[Recorded data]

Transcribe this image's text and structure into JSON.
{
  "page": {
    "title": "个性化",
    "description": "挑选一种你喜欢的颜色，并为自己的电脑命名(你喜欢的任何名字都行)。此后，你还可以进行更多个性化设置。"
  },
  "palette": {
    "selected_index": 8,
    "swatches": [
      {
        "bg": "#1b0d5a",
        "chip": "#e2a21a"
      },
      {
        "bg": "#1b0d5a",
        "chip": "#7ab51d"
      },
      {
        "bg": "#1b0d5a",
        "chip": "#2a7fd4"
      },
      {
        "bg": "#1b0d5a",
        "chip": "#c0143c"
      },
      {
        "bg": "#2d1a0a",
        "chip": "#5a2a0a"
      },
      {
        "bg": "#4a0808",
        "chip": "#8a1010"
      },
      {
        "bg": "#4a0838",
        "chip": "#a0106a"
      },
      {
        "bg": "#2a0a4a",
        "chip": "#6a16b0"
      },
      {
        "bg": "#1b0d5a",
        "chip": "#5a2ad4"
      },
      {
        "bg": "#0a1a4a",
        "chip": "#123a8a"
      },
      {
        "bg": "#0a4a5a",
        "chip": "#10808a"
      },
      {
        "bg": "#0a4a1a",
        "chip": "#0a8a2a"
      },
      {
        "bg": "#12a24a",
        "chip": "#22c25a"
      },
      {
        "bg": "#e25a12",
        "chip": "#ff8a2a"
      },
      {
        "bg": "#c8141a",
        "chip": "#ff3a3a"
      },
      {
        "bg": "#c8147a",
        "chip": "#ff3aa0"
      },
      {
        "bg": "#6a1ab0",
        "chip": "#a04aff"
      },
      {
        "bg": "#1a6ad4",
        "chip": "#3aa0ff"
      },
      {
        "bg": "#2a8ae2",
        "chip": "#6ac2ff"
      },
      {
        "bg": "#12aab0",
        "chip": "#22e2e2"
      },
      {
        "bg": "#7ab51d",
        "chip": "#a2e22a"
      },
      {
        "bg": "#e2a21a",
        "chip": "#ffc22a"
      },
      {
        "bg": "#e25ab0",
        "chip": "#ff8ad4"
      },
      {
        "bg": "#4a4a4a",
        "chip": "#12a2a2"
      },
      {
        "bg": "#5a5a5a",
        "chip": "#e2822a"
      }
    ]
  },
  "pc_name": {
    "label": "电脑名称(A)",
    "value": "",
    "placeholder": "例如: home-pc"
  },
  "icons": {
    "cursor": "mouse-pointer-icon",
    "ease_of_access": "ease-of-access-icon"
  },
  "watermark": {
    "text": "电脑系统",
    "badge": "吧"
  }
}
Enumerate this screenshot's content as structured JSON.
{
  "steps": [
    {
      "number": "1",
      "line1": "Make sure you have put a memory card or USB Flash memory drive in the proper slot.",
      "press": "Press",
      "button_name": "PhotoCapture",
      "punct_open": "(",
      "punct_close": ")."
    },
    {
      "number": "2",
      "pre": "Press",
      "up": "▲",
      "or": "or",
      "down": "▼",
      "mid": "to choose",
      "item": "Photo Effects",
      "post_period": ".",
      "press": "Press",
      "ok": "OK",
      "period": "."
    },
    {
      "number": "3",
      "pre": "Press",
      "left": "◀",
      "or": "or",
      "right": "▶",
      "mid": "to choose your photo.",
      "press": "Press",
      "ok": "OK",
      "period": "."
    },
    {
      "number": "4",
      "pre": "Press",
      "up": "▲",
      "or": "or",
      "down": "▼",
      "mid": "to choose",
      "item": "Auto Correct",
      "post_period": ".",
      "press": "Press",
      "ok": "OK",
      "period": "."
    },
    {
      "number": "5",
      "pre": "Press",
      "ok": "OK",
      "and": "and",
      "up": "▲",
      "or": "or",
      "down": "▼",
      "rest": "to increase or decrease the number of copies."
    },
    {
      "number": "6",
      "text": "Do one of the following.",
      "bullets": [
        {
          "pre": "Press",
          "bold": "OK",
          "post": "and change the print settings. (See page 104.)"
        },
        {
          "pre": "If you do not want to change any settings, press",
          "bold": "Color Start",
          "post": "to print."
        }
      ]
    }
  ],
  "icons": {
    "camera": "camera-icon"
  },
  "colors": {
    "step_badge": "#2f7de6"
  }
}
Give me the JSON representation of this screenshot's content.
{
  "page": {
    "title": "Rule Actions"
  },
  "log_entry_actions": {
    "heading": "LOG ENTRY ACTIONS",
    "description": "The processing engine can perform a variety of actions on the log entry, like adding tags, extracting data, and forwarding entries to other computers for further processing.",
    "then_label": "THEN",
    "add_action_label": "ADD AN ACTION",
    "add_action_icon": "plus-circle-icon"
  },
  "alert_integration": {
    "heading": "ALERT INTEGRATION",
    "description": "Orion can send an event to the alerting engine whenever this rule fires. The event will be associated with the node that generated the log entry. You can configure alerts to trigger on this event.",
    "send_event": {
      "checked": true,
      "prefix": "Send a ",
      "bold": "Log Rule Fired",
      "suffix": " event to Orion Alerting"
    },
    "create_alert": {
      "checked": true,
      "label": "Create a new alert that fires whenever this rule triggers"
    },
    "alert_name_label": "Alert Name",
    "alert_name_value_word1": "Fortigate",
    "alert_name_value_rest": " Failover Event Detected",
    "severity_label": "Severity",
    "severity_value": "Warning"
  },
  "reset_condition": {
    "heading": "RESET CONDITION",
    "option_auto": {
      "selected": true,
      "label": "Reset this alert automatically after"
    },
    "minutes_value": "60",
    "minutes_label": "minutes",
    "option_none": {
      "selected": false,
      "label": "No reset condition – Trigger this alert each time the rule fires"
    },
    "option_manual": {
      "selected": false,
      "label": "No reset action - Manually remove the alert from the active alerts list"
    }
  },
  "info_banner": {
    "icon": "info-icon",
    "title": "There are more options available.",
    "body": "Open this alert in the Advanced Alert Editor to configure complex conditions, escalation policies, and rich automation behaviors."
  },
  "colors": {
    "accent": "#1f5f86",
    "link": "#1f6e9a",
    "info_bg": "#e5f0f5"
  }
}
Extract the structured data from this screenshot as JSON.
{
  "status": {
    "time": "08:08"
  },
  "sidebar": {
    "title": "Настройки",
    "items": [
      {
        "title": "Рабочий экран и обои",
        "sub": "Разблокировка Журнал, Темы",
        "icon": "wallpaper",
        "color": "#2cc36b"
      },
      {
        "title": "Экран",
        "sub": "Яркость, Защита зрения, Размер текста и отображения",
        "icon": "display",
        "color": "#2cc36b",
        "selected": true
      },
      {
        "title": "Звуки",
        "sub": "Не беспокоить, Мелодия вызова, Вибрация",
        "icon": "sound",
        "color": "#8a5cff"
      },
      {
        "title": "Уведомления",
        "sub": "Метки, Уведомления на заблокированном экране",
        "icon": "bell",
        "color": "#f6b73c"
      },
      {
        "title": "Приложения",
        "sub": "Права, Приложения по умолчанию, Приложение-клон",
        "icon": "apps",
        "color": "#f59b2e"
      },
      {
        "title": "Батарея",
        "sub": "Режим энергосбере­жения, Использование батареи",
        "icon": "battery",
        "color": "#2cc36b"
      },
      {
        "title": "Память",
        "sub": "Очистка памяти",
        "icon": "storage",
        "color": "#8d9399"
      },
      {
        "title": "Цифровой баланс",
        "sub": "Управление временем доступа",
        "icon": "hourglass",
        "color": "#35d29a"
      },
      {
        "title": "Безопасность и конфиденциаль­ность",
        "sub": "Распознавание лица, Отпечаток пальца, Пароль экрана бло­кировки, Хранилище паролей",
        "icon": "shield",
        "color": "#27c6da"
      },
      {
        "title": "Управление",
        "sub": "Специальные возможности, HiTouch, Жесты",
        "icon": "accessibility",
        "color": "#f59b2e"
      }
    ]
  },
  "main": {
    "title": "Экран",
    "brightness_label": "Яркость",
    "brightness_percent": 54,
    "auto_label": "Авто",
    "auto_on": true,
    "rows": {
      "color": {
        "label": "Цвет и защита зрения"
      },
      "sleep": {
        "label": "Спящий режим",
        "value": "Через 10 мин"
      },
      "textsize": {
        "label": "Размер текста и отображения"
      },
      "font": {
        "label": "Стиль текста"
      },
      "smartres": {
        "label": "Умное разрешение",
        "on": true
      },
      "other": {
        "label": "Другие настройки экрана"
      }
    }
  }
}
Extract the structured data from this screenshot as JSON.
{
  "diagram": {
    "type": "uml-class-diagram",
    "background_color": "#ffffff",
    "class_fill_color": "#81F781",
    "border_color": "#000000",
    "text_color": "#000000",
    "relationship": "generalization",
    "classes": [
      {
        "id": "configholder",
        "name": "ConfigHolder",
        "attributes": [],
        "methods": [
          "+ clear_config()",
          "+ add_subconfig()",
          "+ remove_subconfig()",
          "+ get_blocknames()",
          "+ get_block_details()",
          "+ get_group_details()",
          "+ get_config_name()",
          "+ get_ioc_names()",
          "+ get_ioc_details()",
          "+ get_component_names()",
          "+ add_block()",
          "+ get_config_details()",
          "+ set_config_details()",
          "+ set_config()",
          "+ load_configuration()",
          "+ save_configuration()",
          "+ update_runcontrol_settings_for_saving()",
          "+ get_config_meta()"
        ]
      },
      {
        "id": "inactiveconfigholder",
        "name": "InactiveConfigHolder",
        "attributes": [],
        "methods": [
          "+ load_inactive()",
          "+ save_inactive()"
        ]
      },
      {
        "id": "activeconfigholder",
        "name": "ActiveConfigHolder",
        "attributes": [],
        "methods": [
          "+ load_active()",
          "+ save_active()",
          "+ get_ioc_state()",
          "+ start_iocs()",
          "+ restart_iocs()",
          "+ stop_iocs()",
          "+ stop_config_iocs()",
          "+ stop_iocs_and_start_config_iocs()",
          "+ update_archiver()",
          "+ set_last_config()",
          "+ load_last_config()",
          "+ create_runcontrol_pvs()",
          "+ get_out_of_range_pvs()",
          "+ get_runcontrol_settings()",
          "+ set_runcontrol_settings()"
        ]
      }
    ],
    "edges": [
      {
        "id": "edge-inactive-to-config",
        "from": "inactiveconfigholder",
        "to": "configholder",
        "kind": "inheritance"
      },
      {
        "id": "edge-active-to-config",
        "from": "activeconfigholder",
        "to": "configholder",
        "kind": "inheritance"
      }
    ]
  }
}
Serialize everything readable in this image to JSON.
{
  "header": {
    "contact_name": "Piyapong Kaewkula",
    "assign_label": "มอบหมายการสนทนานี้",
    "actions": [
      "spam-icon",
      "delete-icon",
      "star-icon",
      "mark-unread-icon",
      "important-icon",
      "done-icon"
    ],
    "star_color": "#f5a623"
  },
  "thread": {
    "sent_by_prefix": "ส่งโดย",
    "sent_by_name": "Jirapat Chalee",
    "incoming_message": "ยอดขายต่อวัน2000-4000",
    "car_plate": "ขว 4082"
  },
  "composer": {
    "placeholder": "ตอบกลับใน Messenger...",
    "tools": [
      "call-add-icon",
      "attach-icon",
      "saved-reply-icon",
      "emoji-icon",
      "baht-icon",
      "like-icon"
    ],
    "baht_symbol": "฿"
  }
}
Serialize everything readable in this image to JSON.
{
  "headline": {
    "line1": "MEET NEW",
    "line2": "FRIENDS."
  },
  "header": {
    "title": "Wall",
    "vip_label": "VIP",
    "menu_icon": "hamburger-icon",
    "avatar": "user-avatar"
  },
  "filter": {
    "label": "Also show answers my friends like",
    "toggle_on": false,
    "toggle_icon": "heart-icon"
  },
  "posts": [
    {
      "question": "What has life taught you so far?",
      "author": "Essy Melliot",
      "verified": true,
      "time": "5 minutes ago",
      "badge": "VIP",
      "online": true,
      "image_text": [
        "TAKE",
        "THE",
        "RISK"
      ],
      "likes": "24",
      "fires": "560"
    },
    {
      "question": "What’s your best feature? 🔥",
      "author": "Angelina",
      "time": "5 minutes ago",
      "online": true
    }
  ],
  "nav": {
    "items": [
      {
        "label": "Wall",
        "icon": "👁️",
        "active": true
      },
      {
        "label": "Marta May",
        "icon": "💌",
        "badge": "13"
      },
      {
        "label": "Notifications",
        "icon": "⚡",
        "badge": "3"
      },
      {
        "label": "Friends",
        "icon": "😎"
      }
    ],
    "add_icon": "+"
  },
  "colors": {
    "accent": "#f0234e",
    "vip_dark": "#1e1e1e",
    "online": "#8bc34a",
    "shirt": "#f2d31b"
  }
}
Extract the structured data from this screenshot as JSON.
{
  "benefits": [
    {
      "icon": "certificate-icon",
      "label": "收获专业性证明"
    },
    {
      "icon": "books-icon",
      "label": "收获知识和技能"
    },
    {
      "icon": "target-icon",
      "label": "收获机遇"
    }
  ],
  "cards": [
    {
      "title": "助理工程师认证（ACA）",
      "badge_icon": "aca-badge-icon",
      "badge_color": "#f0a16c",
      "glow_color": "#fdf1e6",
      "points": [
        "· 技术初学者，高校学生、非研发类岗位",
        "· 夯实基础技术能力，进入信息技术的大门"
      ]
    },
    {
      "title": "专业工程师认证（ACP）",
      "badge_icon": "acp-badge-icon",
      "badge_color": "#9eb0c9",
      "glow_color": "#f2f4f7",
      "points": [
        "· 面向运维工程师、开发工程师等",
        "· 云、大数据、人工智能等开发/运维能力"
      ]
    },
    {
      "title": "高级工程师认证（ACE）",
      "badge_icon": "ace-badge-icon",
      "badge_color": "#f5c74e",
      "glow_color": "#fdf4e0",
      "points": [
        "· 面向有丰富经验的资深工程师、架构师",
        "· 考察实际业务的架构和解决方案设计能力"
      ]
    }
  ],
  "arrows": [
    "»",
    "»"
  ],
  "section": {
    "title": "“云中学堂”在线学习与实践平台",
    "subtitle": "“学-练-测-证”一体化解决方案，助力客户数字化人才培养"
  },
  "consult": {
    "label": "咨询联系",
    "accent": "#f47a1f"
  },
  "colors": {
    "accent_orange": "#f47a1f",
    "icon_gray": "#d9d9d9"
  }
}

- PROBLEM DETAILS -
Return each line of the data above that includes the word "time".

- SOLUTION TO THIS TASK -
      "label": "No reset condition – Trigger this alert each time the rule fires"
    "time": "08:08"
      "time": "5 minutes ago",
      "time": "5 minutes ago",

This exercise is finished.